But this depends on whether there is an appeal on last week’s petition ruling on the Tengatangi-Areora-Ngatiarua electorate by-election.
Chief Justice Sir Hugh Williams dismissed the petition filed by the losing candidate, Nandi Glassie of the Democratic Party, against winner Independent’s Te-Hani Brown. Glassie alleged bribery.
However Brown resigned from her seat when the petition was filed. Her resignation was accepted by the Queen’s Representative Sir Tom Marsters in absence of Speaker of Parliament Niki Rattle.
Chief electoral officer Taggy Tangimetua says if no appeal is filed, the seat is declared vacant and the by-election process commences.
Democratic Party has 20 working days from the day of judgement (Wednesday last week) to file the petition. Party leader Tina Browne said they were still weighing their options.
Tangimetua said the Court had suggested to hold off declaring the seat vacant until such time as the appeal period has elapsed, or in the event of the appeal the outcome of that decision.
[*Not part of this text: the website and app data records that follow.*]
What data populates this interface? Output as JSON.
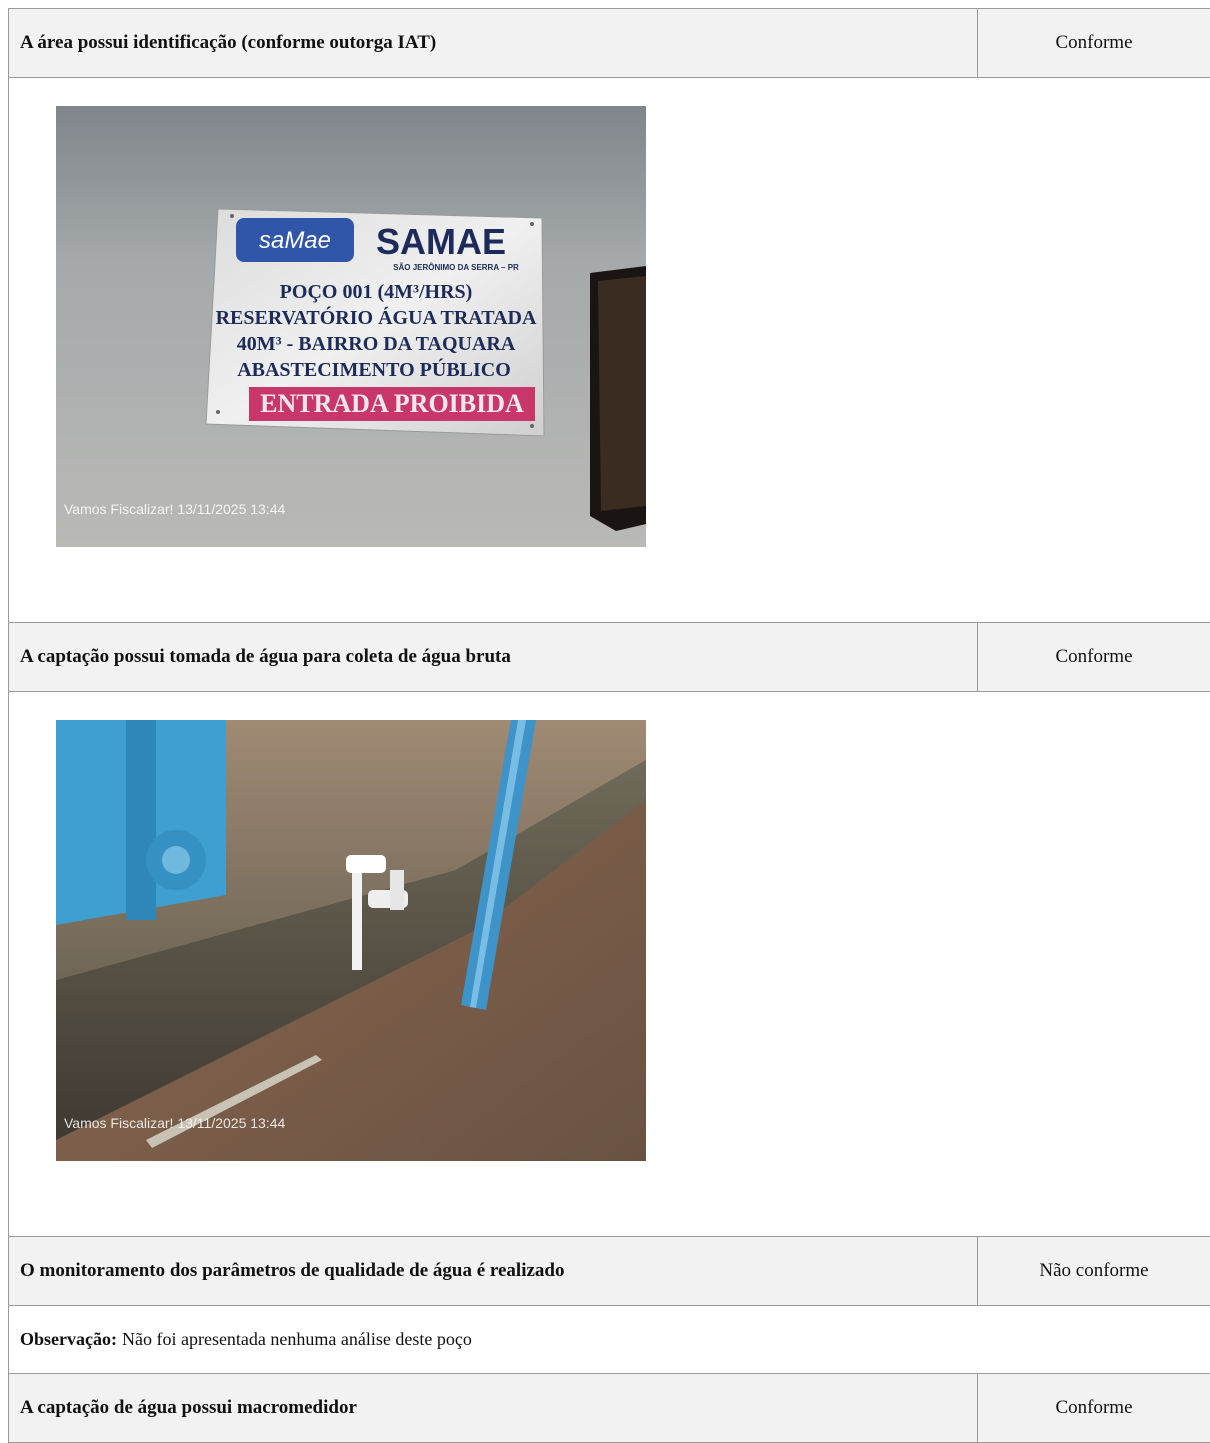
{
  "items": [
    {
      "question": "A área possui identificação (conforme outorga IAT)",
      "status": "Conforme",
      "photo": {
        "stamp": "Vamos Fiscalizar!  13/11/2025 13:44",
        "sign": {
          "logo_text": "saMae",
          "brand": "SAMAE",
          "city": "SÃO JERÔNIMO DA SERRA – PR",
          "lines": [
            "POÇO 001 (4M³/HRS)",
            "RESERVATÓRIO ÁGUA TRATADA",
            "40M³ - BAIRRO DA TAQUARA",
            "ABASTECIMENTO PÚBLICO"
          ],
          "warning": "ENTRADA PROIBIDA"
        }
      }
    },
    {
      "question": "A captação possui tomada de água para coleta de água bruta",
      "status": "Conforme",
      "photo": {
        "stamp": "Vamos Fiscalizar!  13/11/2025 13:44"
      }
    },
    {
      "question": "O monitoramento dos parâmetros de qualidade de água é realizado",
      "status": "Não conforme",
      "observation_label": "Observação:",
      "observation_text": "Não foi apresentada nenhuma análise deste poço"
    },
    {
      "question": "A captação de água possui macromedidor",
      "status": "Conforme"
    }
  ]
}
“Crown Law acting on behalf of the Electoral Office will liaise with the petitioner regarding whether or not any appeal is to be filed. If no appeal is filed then the seat is declared vacant and the by-election process commences. A by-election will be conducted within 60 days after declaration,” Tangimetua said.
The petition from Glassie accused Brown, who initially won the seat in the 2018 general election, of vote-buying in lead up to the by-election in March this year.
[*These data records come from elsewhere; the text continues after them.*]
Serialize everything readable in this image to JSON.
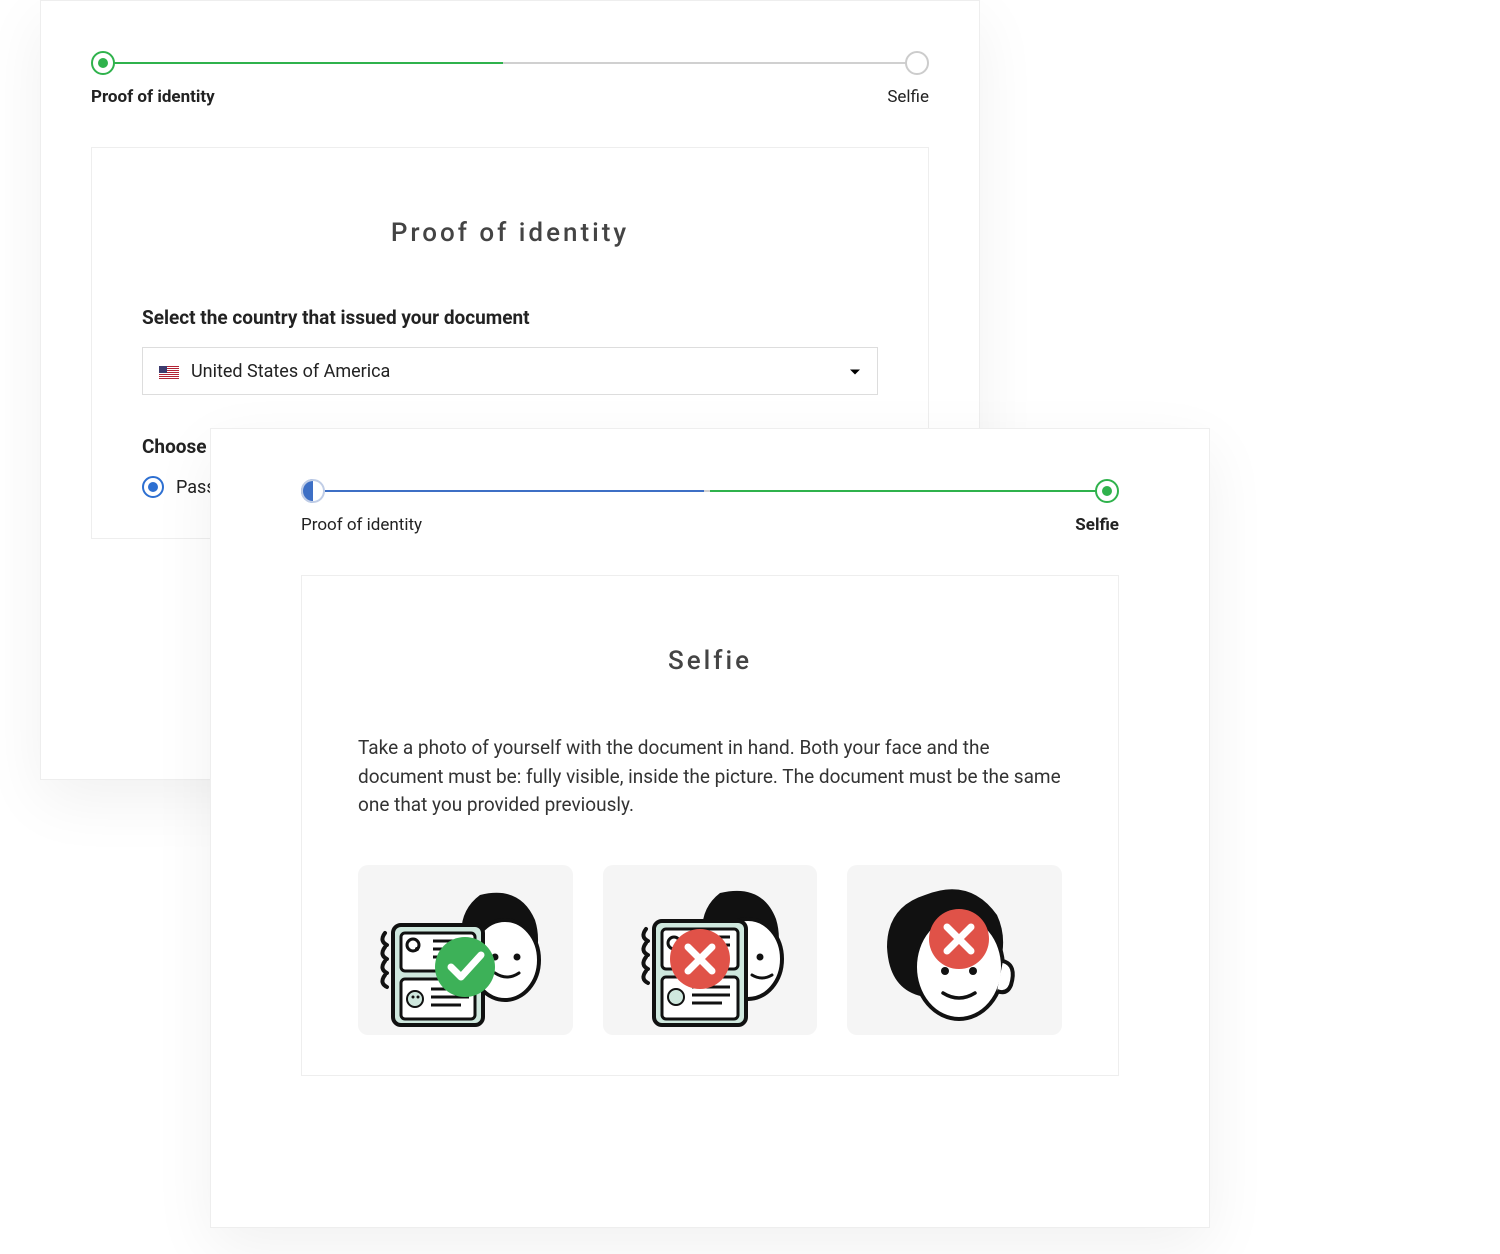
{
  "colors": {
    "green": "#2fb24c",
    "blue": "#3d6fc5",
    "red": "#e05248"
  },
  "step1": {
    "progress": {
      "label_left": "Proof of identity",
      "label_right": "Selfie"
    },
    "title": "Proof of identity",
    "country_label": "Select the country that issued your document",
    "country_value": "United States of America",
    "id_type_label": "Choose your ID type",
    "id_options": [
      {
        "label": "Passport",
        "selected": true
      }
    ]
  },
  "step2": {
    "progress": {
      "label_left": "Proof of identity",
      "label_right": "Selfie"
    },
    "title": "Selfie",
    "instructions": "Take a photo of yourself with the document in hand. Both your face and the document must be: fully visible, inside the picture. The document must be the same one that you provided previously.",
    "examples": [
      {
        "status": "correct",
        "desc": "selfie-with-document-good",
        "icon": "check"
      },
      {
        "status": "incorrect",
        "desc": "selfie-document-covers-face",
        "icon": "cross"
      },
      {
        "status": "incorrect",
        "desc": "selfie-no-document",
        "icon": "cross"
      }
    ]
  }
}
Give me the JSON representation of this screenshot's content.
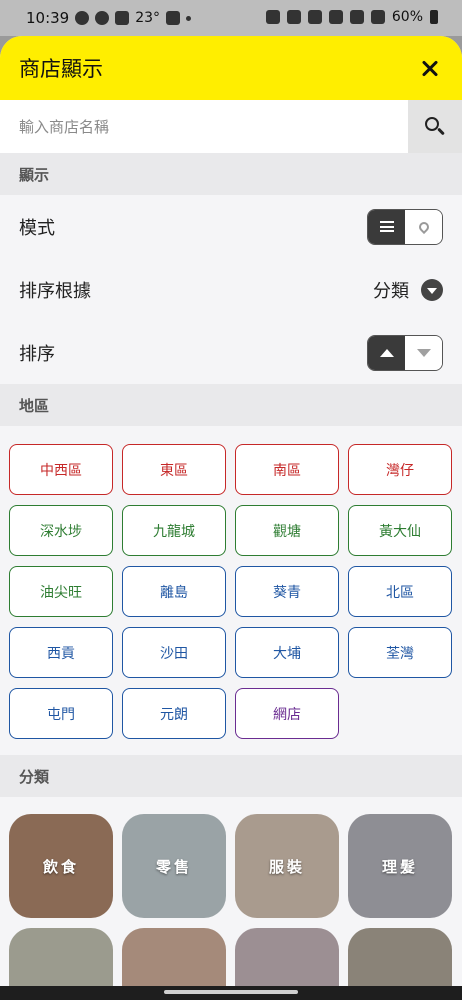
{
  "status_bar": {
    "time": "10:39",
    "temperature": "23°",
    "battery": "60%"
  },
  "header": {
    "title": "商店顯示"
  },
  "search": {
    "placeholder": "輸入商店名稱"
  },
  "display": {
    "section_title": "顯示",
    "mode_label": "模式",
    "sort_by_label": "排序根據",
    "sort_by_value": "分類",
    "order_label": "排序"
  },
  "region": {
    "section_title": "地區",
    "districts": [
      {
        "label": "中西區",
        "color": "#c62828"
      },
      {
        "label": "東區",
        "color": "#c62828"
      },
      {
        "label": "南區",
        "color": "#c62828"
      },
      {
        "label": "灣仔",
        "color": "#c62828"
      },
      {
        "label": "深水埗",
        "color": "#2e7d32"
      },
      {
        "label": "九龍城",
        "color": "#2e7d32"
      },
      {
        "label": "觀塘",
        "color": "#2e7d32"
      },
      {
        "label": "黃大仙",
        "color": "#2e7d32"
      },
      {
        "label": "油尖旺",
        "color": "#2e7d32"
      },
      {
        "label": "離島",
        "color": "#1f56a3"
      },
      {
        "label": "葵青",
        "color": "#1f56a3"
      },
      {
        "label": "北區",
        "color": "#1f56a3"
      },
      {
        "label": "西貢",
        "color": "#1f56a3"
      },
      {
        "label": "沙田",
        "color": "#1f56a3"
      },
      {
        "label": "大埔",
        "color": "#1f56a3"
      },
      {
        "label": "荃灣",
        "color": "#1f56a3"
      },
      {
        "label": "屯門",
        "color": "#1f56a3"
      },
      {
        "label": "元朗",
        "color": "#1f56a3"
      },
      {
        "label": "網店",
        "color": "#6a2c91"
      }
    ]
  },
  "category": {
    "section_title": "分類",
    "items": [
      {
        "label": "飲食",
        "color": "#8a6a55"
      },
      {
        "label": "零售",
        "color": "#9aa3a6"
      },
      {
        "label": "服裝",
        "color": "#a99b8e"
      },
      {
        "label": "理髮",
        "color": "#8e8e94"
      },
      {
        "label": "",
        "color": "#9b9b8e"
      },
      {
        "label": "",
        "color": "#a58a7a"
      },
      {
        "label": "",
        "color": "#9c8f93"
      },
      {
        "label": "",
        "color": "#8a8378"
      }
    ]
  },
  "colors": {
    "accent": "#ffee00",
    "section_bg": "#e9e9eb",
    "sheet_bg": "#f5f5f7"
  }
}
It referred to a charter flight paid for by Brown’s electoral agent and father Taoro Brown. The charter flight flew senior ministers including Prime Minister Henry Puna and Deputy Prime Minister Mark Brown over to speak at his daughter’s by-election rally on Atiu.
In his judgment, Justice Williams said Te-Hani Brown was seemingly oblivious of her father’s actions.
Neither is her mother, health minister Rose Toki-Brown, said to have known about the $5930 her husband spent on the charter flight carrying the PM and three other ministers.
Te-Hani Brown, who won the seat under the Demos banner last year, resigned after defecting to the government coalition.
Her resignation resulted in the March by-election which was also contested by former seat holder Glassie, who had previously stood for the governing Cook Islands Party.
Te-Hani Brown won the by-election, however the petition stopped her from joining the government.
The government coalition earlier said that they were looking forward to the reinstatement of Brown to Parliament through a by-election for the seat.
“It of course depends on whether the Democratic Party will take the case to a very costly Court of Appeal process. I would recommend that it would be best for them to accept the High Court’s decision and go back to the people of Tengatangi-Areora-Ngatiarua to let them decide who they want to represent them,” said Deputy Prime Minister Mark Brown.